Yield reports are highly variable in the Midwest. As expected, the areas that received the heaviest rainfall in the spring are faring the worst. The variability makes it harder to try to determine an average yield. USDA will take another stab at it on Oct. 9. In the analog wet year of 1993, the market gained sharply after the Oct report.
The conditions in the US Midwest were very similar in Ontario. A lot of soybeans are already in the bin, and some corn has already been combined by livestock farmers who need feed and cash croppers trying to capture the early shipment premium, which is fading fast. Last year, harvest didn’t even begin until after Thanksgiving.

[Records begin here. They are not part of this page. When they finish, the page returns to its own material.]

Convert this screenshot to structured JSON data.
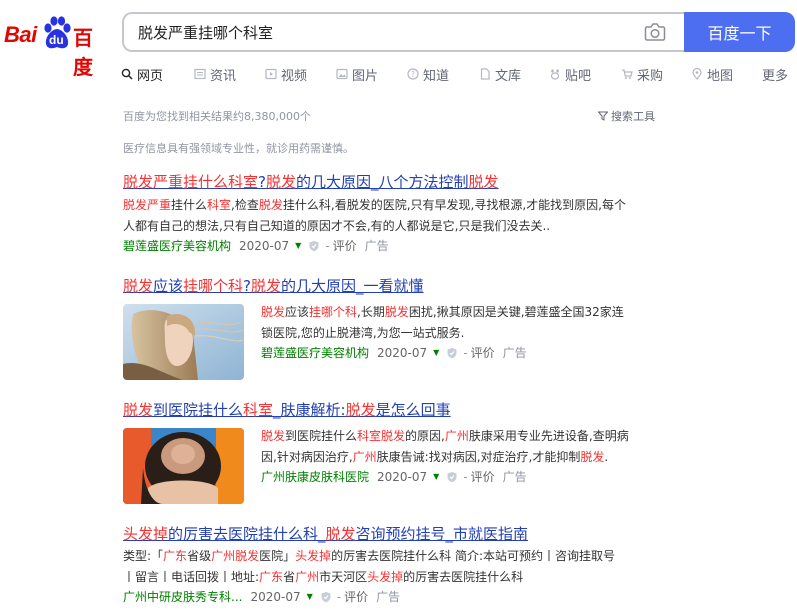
{
  "logo": {
    "bai": "Bai",
    "du": "du",
    "cn": "百度"
  },
  "search": {
    "query": "脱发严重挂哪个科室",
    "button_label": "百度一下"
  },
  "tabs": [
    {
      "label": "网页",
      "icon": "search-icon"
    },
    {
      "label": "资讯",
      "icon": "news-icon"
    },
    {
      "label": "视频",
      "icon": "video-icon"
    },
    {
      "label": "图片",
      "icon": "image-icon"
    },
    {
      "label": "知道",
      "icon": "question-icon"
    },
    {
      "label": "文库",
      "icon": "document-icon"
    },
    {
      "label": "贴吧",
      "icon": "tieba-icon"
    },
    {
      "label": "采购",
      "icon": "cart-icon"
    },
    {
      "label": "地图",
      "icon": "map-pin-icon"
    },
    {
      "label": "更多",
      "icon": ""
    }
  ],
  "meta": {
    "result_count": "百度为您找到相关结果约8,380,000个",
    "tools_label": "搜索工具",
    "notice": "医疗信息具有强领域专业性，就诊用药需谨慎。"
  },
  "results": [
    {
      "title": [
        {
          "t": "脱发严重挂什么科室",
          "hl": true
        },
        {
          "t": "?",
          "hl": false
        },
        {
          "t": "脱发",
          "hl": true
        },
        {
          "t": "的几大原因_八个方法控制",
          "hl": false
        },
        {
          "t": "脱发",
          "hl": true
        }
      ],
      "abstract_line1": [
        {
          "t": "脱发严重",
          "hl": true
        },
        {
          "t": "挂什么",
          "hl": false
        },
        {
          "t": "科室",
          "hl": true
        },
        {
          "t": ",检查",
          "hl": false
        },
        {
          "t": "脱发",
          "hl": true
        },
        {
          "t": "挂什么科,看脱发的医院,只有早发现,寻找根源,才能找到原因,每个",
          "hl": false
        }
      ],
      "abstract_line2": "人都有自己的想法,只有自己知道的原因才不会,有的人都说是它,只是我们没去关..",
      "source": "碧莲盛医疗美容机构",
      "date": "2020-07",
      "eval": "评价",
      "ad": "广告"
    },
    {
      "title": [
        {
          "t": "脱发",
          "hl": true
        },
        {
          "t": "应该",
          "hl": false
        },
        {
          "t": "挂哪个科",
          "hl": true
        },
        {
          "t": "?",
          "hl": false
        },
        {
          "t": "脱发",
          "hl": true
        },
        {
          "t": "的几大原因_一看就懂",
          "hl": false
        }
      ],
      "abstract_line1": [
        {
          "t": "脱发",
          "hl": true
        },
        {
          "t": "应该",
          "hl": false
        },
        {
          "t": "挂哪个科",
          "hl": true
        },
        {
          "t": ",长期",
          "hl": false
        },
        {
          "t": "脱发",
          "hl": true
        },
        {
          "t": "困扰,揪其原因是关键,碧莲盛全国32家连",
          "hl": false
        }
      ],
      "abstract_line2": "锁医院,您的止脱港湾,为您一站式服务.",
      "source": "碧莲盛医疗美容机构",
      "date": "2020-07",
      "eval": "评价",
      "ad": "广告"
    },
    {
      "title": [
        {
          "t": "脱发",
          "hl": true
        },
        {
          "t": "到医院挂什么",
          "hl": false
        },
        {
          "t": "科室",
          "hl": true
        },
        {
          "t": "_肤康解析:",
          "hl": false
        },
        {
          "t": "脱发",
          "hl": true
        },
        {
          "t": "是怎么回事",
          "hl": false
        }
      ],
      "abstract_line1": [
        {
          "t": "脱发",
          "hl": true
        },
        {
          "t": "到医院挂什么",
          "hl": false
        },
        {
          "t": "科室脱发",
          "hl": true
        },
        {
          "t": "的原因,",
          "hl": false
        },
        {
          "t": "广州",
          "hl": true
        },
        {
          "t": "肤康采用专业先进设备,查明病",
          "hl": false
        }
      ],
      "abstract_line2_parts": [
        {
          "t": "因,针对病因治疗,",
          "hl": false
        },
        {
          "t": "广州",
          "hl": true
        },
        {
          "t": "肤康告诫:找对病因,对症治疗,才能抑制",
          "hl": false
        },
        {
          "t": "脱发",
          "hl": true
        },
        {
          "t": ".",
          "hl": false
        }
      ],
      "source": "广州肤康皮肤科医院",
      "date": "2020-07",
      "eval": "评价",
      "ad": "广告"
    },
    {
      "title": [
        {
          "t": "头发掉",
          "hl": true
        },
        {
          "t": "的厉害去医院挂什么科_",
          "hl": false
        },
        {
          "t": "脱发",
          "hl": true
        },
        {
          "t": "咨询预约挂号_市就医指南",
          "hl": false
        }
      ],
      "abstract_line1": [
        {
          "t": "类型:「",
          "hl": false
        },
        {
          "t": "广东",
          "hl": true
        },
        {
          "t": "省级",
          "hl": false
        },
        {
          "t": "广州脱发",
          "hl": true
        },
        {
          "t": "医院」",
          "hl": false
        },
        {
          "t": "头发掉",
          "hl": true
        },
        {
          "t": "的厉害去医院挂什么科 简介:本站可预约丨咨询挂取号",
          "hl": false
        }
      ],
      "abstract_line2_parts": [
        {
          "t": "丨留言丨电话回拨丨地址:",
          "hl": false
        },
        {
          "t": "广东",
          "hl": true
        },
        {
          "t": "省",
          "hl": false
        },
        {
          "t": "广州",
          "hl": true
        },
        {
          "t": "市天河区",
          "hl": false
        },
        {
          "t": "头发掉",
          "hl": true
        },
        {
          "t": "的厉害去医院挂什么科",
          "hl": false
        }
      ],
      "source": "广州中研皮肤秀专科...",
      "date": "2020-07",
      "eval": "评价",
      "ad": "广告"
    }
  ],
  "colors": {
    "brand_red": "#e10602",
    "accent_blue": "#4e6ef2",
    "link": "#2440b3",
    "highlight": "#f73131",
    "source_green": "#008000"
  }
}
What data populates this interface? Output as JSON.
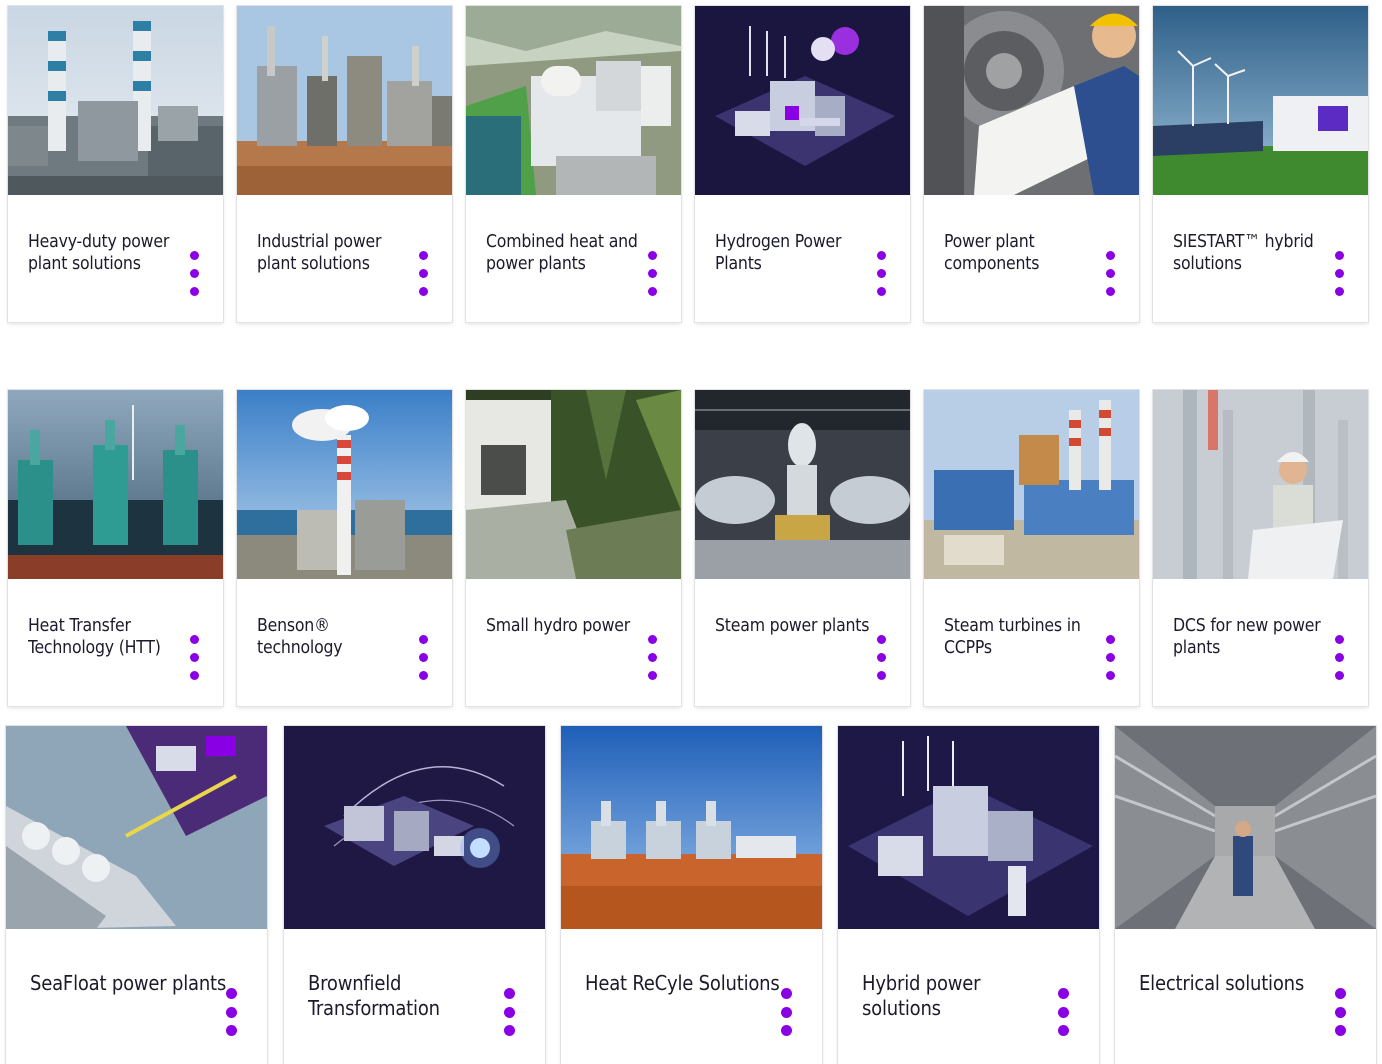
{
  "accent_color": "#8a00e5",
  "rows": [
    {
      "cards": [
        {
          "label": "Heavy-duty power plant solutions",
          "image": "power-plant-chimneys-image",
          "icon": "more-options-icon"
        },
        {
          "label": "Industrial power plant solutions",
          "image": "industrial-plant-image",
          "icon": "more-options-icon"
        },
        {
          "label": "Combined heat and power plants",
          "image": "chp-plant-aerial-image",
          "icon": "more-options-icon"
        },
        {
          "label": "Hydrogen Power Plants",
          "image": "hydrogen-plant-illustration-image",
          "icon": "more-options-icon"
        },
        {
          "label": "Power plant components",
          "image": "engineer-turbine-image",
          "icon": "more-options-icon"
        },
        {
          "label": "SIESTART™ hybrid solutions",
          "image": "wind-solar-storage-image",
          "icon": "more-options-icon"
        }
      ]
    },
    {
      "cards": [
        {
          "label": "Heat Transfer Technology (HTT)",
          "image": "plant-at-dusk-image",
          "icon": "more-options-icon"
        },
        {
          "label": "Benson® technology",
          "image": "smokestack-coast-image",
          "icon": "more-options-icon"
        },
        {
          "label": "Small hydro power",
          "image": "hydro-building-forest-image",
          "icon": "more-options-icon"
        },
        {
          "label": "Steam power plants",
          "image": "turbine-hall-image",
          "icon": "more-options-icon"
        },
        {
          "label": "Steam turbines in CCPPs",
          "image": "ccpp-plant-image",
          "icon": "more-options-icon"
        },
        {
          "label": "DCS for new power plants",
          "image": "engineer-refinery-image",
          "icon": "more-options-icon"
        }
      ]
    },
    {
      "cards": [
        {
          "label": "SeaFloat power plants",
          "image": "lng-ship-illustration-image",
          "icon": "more-options-icon"
        },
        {
          "label": "Brownfield Transformation",
          "image": "brownfield-illustration-image",
          "icon": "more-options-icon"
        },
        {
          "label": "Heat ReCyle Solutions",
          "image": "desert-plant-image",
          "icon": "more-options-icon"
        },
        {
          "label": "Hybrid power solutions",
          "image": "hybrid-plant-illustration-image",
          "icon": "more-options-icon"
        },
        {
          "label": "Electrical solutions",
          "image": "electrical-aisle-image",
          "icon": "more-options-icon"
        }
      ]
    }
  ]
}
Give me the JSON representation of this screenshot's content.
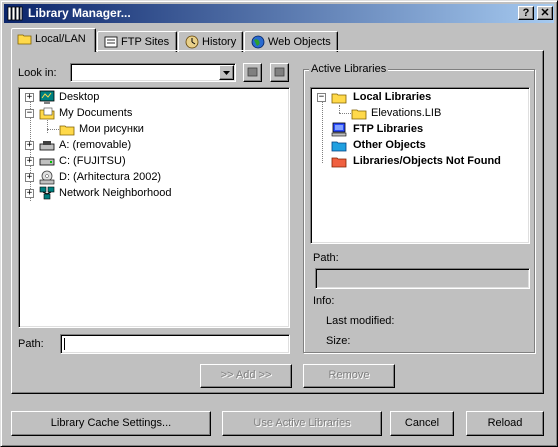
{
  "window": {
    "title": "Library Manager...",
    "help_glyph": "?",
    "close_glyph": "✕"
  },
  "tabs": [
    {
      "label": "Local/LAN",
      "icon": "folder-icon"
    },
    {
      "label": "FTP Sites",
      "icon": "ftp-icon"
    },
    {
      "label": "History",
      "icon": "history-icon"
    },
    {
      "label": "Web Objects",
      "icon": "globe-icon"
    }
  ],
  "browser": {
    "look_in_label": "Look in:",
    "look_in_value": "",
    "tree": [
      {
        "label": "Desktop",
        "icon": "desktop-icon",
        "expander": "+"
      },
      {
        "label": "My Documents",
        "icon": "my-documents-icon",
        "expander": "−"
      },
      {
        "label": "Мои рисунки",
        "icon": "folder-icon",
        "expander": ""
      },
      {
        "label": "A: (removable)",
        "icon": "floppy-drive-icon",
        "expander": "+"
      },
      {
        "label": "C: (FUJITSU)",
        "icon": "hard-drive-icon",
        "expander": "+"
      },
      {
        "label": "D: (Arhitectura 2002)",
        "icon": "cd-drive-icon",
        "expander": "+"
      },
      {
        "label": "Network Neighborhood",
        "icon": "network-icon",
        "expander": "+"
      }
    ],
    "path_label": "Path:",
    "path_value": ""
  },
  "active_libraries": {
    "group_title": "Active Libraries",
    "tree": [
      {
        "label": "Local Libraries",
        "icon": "folder-icon",
        "expander": "−",
        "bold": true
      },
      {
        "label": "Elevations.LIB",
        "icon": "folder-icon",
        "expander": "",
        "bold": false
      },
      {
        "label": "FTP Libraries",
        "icon": "ftp-library-icon",
        "expander": "",
        "bold": true
      },
      {
        "label": "Other Objects",
        "icon": "other-objects-icon",
        "expander": "",
        "bold": true
      },
      {
        "label": "Libraries/Objects Not Found",
        "icon": "not-found-icon",
        "expander": "",
        "bold": true
      }
    ],
    "path_label": "Path:",
    "path_value": "",
    "info_label": "Info:",
    "last_modified_label": "Last modified:",
    "size_label": "Size:"
  },
  "buttons": {
    "add": ">> Add >>",
    "remove": "Remove",
    "cache_settings": "Library Cache Settings...",
    "use_active": "Use Active Libraries",
    "cancel": "Cancel",
    "reload": "Reload"
  }
}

China’s pace of buying US new crop soybeans was only half of what it was the past few years, but they have stepped up and bought significant quantities in the past two weeks. No doubt there will be significant competition from South America this whole crop year. Record crops are being predicted there, even though they are just beginning to plant.
The strong US dollar in the past 1 ½ years is hurting US export sales of grains also. Wheat exports, 16 weeks into the marketing year, are the lowest in 6 years. Corn is only 3 weeks into the new marketing year, but, so far, sales are the slowest in 10 years, and down 30 percent from a year ago.
There has been a huge divergence in livestock markets. Last Nov, live cattle hit their all-time high at $171.65/cwt.. It closed limit down today at under $130, for a drop of over 25 percent. Hogs bottomed at 57.80 in late March, 2015 and have gained over 25 percent since to 72.50 now. Each meat is marching to the beat of its own drummer more than ever.
The Canadian dollar made new 11 year lows again, despite energy and metals markets having a dead cat bounce. This is keeping basis levels on meats and grains firm, helping Ontario farmers absorb the general downward Chicago action.
Stock markets were weaker while bond prices firmed. It appears more and more likely that the US will raise interest rates in December. Financial markets are on edge, as rumors proliferate that some of the largest banks in the European Union are struggling. Meanwhile, news on the Chinese economy remains mostly negative. ♦
- Frank Backx, HDC Grain Marketer